— Data provided —
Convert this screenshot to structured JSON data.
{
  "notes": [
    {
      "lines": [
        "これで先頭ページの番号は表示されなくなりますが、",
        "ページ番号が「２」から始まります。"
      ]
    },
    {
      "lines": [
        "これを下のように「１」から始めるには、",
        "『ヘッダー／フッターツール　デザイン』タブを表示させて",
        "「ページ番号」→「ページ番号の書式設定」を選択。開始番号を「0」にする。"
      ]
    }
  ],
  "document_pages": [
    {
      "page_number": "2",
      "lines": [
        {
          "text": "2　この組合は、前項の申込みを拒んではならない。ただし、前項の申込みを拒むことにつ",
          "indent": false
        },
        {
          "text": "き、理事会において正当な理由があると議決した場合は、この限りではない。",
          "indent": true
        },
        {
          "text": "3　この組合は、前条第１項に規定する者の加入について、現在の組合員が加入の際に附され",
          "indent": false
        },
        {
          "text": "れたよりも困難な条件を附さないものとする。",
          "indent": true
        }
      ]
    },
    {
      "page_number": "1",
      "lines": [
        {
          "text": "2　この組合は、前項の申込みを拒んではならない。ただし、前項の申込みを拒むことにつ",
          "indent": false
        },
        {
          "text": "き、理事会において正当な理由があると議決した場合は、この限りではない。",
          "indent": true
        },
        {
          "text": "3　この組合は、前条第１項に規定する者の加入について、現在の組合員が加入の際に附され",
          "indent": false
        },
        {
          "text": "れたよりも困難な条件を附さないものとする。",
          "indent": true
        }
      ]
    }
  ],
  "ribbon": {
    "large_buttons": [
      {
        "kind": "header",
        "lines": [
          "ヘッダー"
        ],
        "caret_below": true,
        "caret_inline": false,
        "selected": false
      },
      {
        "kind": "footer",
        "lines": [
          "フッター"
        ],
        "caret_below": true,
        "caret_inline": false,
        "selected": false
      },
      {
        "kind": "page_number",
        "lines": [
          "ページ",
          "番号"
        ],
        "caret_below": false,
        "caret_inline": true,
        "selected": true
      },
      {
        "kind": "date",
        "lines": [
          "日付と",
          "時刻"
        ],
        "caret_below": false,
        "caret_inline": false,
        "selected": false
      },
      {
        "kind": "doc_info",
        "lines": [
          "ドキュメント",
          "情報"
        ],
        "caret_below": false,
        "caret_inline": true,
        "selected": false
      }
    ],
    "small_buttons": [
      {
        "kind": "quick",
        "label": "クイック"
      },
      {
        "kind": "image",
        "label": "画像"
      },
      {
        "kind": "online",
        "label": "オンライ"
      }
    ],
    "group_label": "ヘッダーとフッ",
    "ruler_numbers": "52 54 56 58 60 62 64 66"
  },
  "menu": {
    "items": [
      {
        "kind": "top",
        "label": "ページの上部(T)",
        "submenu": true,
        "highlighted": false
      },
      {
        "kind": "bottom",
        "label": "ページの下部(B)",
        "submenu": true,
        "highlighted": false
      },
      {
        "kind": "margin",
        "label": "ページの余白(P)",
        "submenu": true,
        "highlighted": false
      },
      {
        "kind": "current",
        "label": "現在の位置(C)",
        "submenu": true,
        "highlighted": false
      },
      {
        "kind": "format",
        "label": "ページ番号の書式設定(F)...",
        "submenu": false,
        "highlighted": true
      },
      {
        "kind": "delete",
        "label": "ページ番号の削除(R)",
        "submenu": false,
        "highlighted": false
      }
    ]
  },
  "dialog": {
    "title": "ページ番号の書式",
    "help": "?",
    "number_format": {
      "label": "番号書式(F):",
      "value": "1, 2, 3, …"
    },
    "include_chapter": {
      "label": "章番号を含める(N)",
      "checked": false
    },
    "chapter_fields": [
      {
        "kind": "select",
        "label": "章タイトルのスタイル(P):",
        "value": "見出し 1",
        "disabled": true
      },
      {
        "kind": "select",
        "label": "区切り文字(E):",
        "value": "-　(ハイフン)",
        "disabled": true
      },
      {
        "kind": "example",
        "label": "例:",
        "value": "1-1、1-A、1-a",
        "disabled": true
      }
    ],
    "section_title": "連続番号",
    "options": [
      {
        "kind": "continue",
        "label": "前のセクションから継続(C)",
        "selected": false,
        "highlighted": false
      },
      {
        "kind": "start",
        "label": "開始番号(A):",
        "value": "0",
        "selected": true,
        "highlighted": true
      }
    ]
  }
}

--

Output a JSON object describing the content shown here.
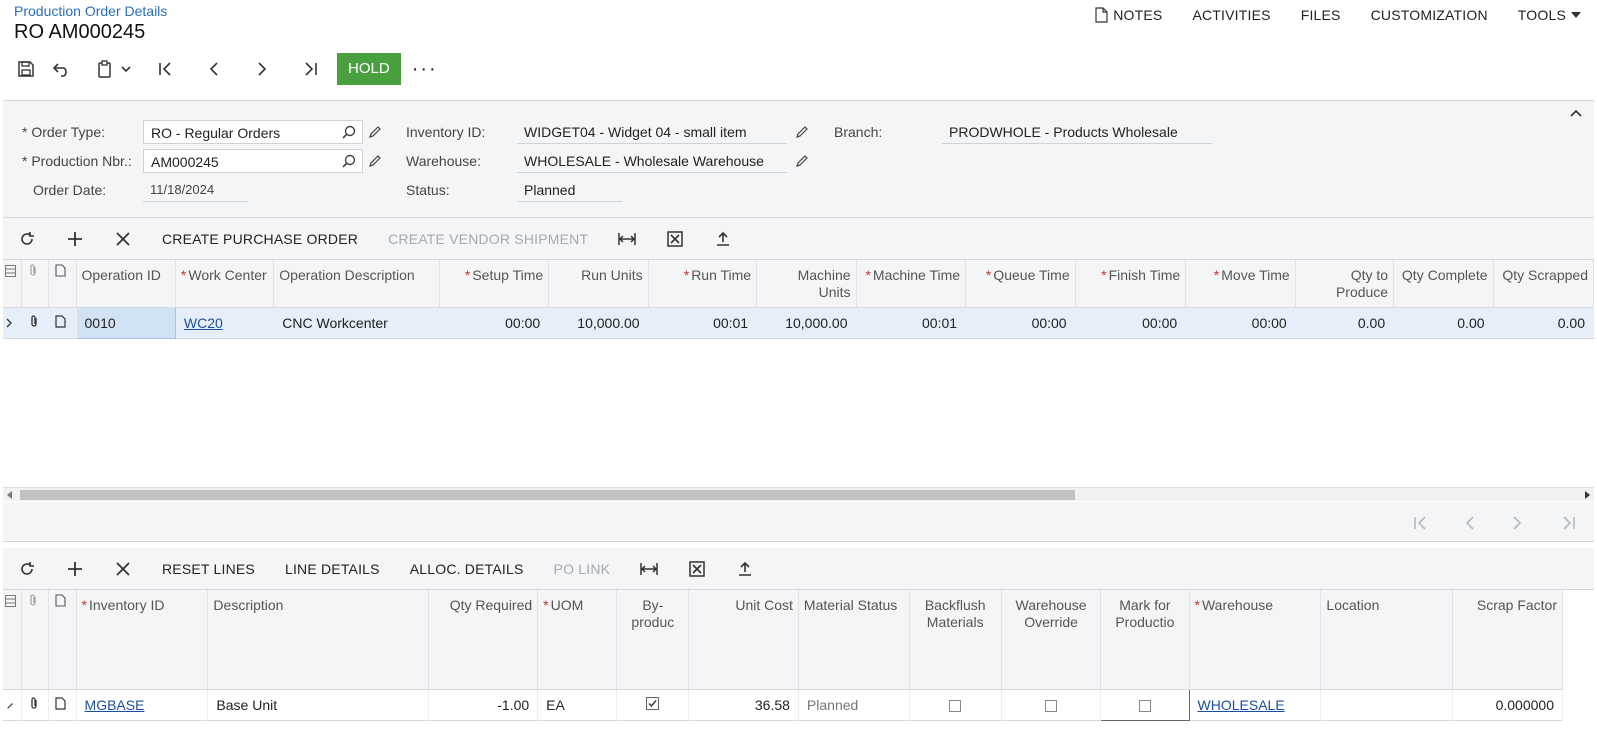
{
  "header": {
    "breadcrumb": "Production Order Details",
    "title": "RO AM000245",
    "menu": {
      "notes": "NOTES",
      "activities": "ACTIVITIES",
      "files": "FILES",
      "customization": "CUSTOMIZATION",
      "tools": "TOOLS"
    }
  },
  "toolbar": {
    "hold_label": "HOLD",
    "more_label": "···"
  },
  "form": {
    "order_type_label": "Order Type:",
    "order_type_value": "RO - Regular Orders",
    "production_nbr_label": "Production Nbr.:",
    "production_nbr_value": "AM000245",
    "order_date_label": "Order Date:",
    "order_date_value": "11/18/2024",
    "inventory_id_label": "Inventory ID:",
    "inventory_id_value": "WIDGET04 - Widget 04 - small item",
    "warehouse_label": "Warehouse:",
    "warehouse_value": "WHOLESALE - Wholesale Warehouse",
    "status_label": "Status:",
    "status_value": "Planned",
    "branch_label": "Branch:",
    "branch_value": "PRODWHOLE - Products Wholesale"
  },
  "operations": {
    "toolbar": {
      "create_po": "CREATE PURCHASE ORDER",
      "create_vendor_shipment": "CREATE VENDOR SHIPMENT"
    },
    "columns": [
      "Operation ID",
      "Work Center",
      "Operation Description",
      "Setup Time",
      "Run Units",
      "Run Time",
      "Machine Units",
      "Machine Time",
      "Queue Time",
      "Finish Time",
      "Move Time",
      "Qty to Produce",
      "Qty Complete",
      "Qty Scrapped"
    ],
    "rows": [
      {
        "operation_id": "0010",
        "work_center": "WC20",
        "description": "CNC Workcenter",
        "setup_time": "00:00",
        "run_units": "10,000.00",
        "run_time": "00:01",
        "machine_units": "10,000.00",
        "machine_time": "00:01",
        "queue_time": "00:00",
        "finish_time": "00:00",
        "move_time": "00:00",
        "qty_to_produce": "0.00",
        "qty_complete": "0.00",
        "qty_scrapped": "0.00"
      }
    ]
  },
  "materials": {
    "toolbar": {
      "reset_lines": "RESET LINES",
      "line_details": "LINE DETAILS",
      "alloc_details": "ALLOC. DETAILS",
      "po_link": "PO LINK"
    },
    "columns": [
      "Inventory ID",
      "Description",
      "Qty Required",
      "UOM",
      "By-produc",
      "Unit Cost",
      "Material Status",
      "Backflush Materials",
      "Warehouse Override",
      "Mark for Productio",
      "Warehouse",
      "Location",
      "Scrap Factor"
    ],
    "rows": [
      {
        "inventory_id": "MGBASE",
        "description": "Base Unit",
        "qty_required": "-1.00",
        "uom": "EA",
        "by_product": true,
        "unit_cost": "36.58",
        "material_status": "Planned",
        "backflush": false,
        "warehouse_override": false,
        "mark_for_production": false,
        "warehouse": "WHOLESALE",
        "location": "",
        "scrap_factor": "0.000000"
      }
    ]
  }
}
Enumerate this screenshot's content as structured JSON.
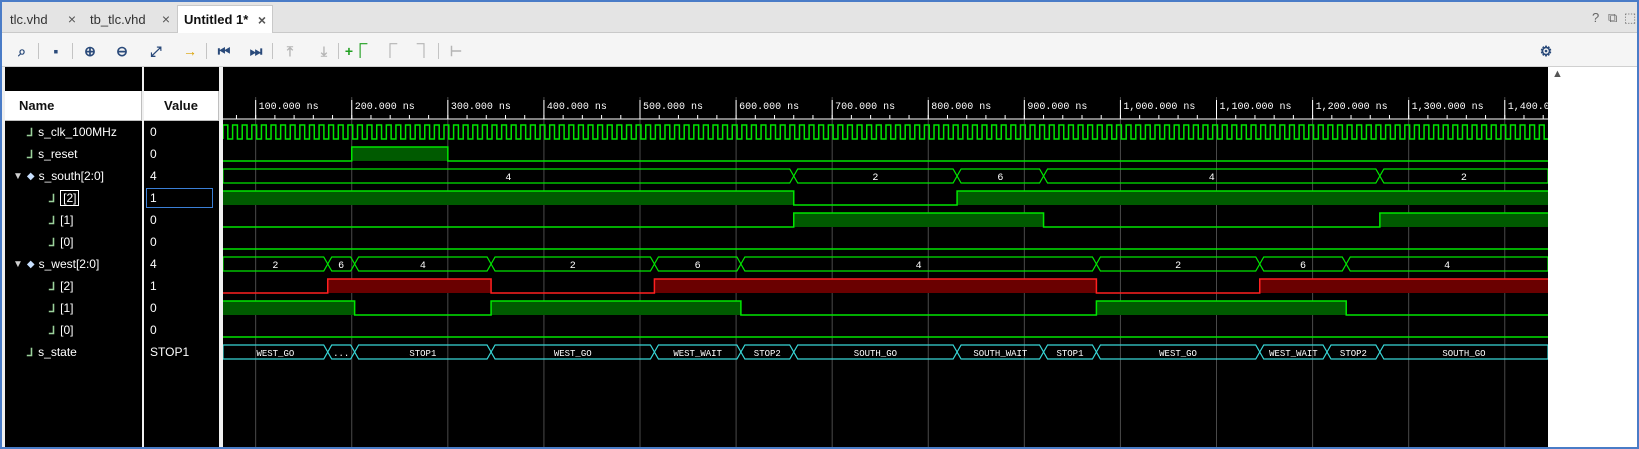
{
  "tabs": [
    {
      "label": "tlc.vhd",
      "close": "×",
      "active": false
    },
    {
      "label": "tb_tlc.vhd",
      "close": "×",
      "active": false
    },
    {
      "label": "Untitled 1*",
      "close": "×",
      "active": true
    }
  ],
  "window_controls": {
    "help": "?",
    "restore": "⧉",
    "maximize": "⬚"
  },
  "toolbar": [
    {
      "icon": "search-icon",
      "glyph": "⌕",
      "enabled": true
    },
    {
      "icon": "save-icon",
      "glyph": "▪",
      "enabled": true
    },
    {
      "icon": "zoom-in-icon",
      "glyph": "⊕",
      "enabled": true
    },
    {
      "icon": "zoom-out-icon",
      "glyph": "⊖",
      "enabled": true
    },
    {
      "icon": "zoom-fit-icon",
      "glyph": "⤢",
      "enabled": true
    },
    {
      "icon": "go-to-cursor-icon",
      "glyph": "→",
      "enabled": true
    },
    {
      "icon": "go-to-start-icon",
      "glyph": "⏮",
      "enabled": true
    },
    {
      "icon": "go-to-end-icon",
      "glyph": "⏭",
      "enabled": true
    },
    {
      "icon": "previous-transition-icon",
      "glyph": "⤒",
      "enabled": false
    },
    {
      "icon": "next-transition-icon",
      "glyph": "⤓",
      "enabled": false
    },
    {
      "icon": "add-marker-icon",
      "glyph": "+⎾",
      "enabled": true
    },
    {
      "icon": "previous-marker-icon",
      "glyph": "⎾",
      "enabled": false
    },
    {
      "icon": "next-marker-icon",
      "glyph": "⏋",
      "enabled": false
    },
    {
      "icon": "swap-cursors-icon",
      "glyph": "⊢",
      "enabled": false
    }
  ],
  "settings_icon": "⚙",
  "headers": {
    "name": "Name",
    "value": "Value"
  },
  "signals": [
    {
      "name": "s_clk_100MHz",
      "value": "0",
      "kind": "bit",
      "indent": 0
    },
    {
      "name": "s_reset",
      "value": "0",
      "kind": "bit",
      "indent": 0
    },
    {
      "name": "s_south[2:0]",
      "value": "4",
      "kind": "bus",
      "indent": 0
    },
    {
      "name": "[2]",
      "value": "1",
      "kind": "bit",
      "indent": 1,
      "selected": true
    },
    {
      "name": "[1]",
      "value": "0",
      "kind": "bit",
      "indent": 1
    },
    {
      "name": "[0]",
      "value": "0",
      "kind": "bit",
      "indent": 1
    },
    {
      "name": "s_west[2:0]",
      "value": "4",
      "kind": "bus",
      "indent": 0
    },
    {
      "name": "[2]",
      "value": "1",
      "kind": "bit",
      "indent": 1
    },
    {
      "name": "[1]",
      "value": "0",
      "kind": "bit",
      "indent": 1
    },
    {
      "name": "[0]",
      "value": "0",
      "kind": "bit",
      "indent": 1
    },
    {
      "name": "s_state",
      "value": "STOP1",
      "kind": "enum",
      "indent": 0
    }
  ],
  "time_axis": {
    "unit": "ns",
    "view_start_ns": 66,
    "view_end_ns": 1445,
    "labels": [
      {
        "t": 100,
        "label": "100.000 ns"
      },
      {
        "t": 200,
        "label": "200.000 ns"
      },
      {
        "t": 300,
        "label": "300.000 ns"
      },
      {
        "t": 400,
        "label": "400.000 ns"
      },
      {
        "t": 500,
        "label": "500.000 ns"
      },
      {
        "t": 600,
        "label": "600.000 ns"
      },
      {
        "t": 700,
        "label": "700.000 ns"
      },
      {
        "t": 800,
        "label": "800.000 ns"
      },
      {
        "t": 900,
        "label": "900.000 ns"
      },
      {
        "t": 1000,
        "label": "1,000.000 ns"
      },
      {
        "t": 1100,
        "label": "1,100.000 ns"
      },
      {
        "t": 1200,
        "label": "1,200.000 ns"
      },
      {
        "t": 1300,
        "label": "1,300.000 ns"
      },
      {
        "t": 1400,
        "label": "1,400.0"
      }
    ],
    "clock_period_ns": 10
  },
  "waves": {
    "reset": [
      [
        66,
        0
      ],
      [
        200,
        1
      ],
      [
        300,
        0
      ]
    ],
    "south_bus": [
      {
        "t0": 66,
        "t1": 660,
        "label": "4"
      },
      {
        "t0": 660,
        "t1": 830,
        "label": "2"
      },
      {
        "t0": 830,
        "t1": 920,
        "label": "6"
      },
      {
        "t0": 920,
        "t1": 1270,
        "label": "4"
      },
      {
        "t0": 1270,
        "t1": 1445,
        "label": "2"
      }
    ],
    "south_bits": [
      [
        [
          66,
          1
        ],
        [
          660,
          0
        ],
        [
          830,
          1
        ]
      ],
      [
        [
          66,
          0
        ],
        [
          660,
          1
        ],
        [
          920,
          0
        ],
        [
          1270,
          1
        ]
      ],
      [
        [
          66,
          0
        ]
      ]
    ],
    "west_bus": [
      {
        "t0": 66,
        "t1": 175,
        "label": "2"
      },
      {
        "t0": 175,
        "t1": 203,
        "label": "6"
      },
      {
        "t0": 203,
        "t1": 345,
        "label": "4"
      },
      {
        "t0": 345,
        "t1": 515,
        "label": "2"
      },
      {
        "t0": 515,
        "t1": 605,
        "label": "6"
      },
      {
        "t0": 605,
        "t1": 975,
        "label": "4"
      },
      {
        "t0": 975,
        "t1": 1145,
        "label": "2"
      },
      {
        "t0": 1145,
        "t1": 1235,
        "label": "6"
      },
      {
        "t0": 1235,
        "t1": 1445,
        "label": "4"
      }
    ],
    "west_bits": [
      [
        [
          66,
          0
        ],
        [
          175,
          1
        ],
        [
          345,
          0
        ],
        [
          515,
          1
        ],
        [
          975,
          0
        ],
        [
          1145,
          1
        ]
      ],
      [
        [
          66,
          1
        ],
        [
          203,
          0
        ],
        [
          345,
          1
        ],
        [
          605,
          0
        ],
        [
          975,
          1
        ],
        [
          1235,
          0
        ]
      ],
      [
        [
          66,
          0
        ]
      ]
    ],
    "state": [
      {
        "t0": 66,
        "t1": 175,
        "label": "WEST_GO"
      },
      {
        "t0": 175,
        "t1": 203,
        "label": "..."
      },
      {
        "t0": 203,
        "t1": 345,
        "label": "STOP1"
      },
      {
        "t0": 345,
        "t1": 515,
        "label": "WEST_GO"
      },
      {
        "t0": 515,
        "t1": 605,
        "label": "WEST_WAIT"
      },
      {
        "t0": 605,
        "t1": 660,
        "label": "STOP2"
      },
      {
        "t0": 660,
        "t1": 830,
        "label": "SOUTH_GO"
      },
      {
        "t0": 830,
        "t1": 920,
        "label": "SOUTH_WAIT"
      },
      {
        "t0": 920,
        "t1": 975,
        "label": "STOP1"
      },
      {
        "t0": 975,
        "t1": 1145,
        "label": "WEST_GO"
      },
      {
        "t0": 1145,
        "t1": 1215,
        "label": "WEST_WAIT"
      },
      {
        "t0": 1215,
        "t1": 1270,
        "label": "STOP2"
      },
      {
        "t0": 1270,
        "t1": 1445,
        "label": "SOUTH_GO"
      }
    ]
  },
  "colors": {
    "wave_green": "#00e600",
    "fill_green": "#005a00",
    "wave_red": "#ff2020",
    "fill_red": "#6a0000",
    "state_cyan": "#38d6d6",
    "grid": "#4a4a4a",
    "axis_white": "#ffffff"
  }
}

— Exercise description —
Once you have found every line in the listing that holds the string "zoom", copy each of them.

— Answer —
      "icon": "zoom-in-icon",
      "icon": "zoom-out-icon",
      "icon": "zoom-fit-icon",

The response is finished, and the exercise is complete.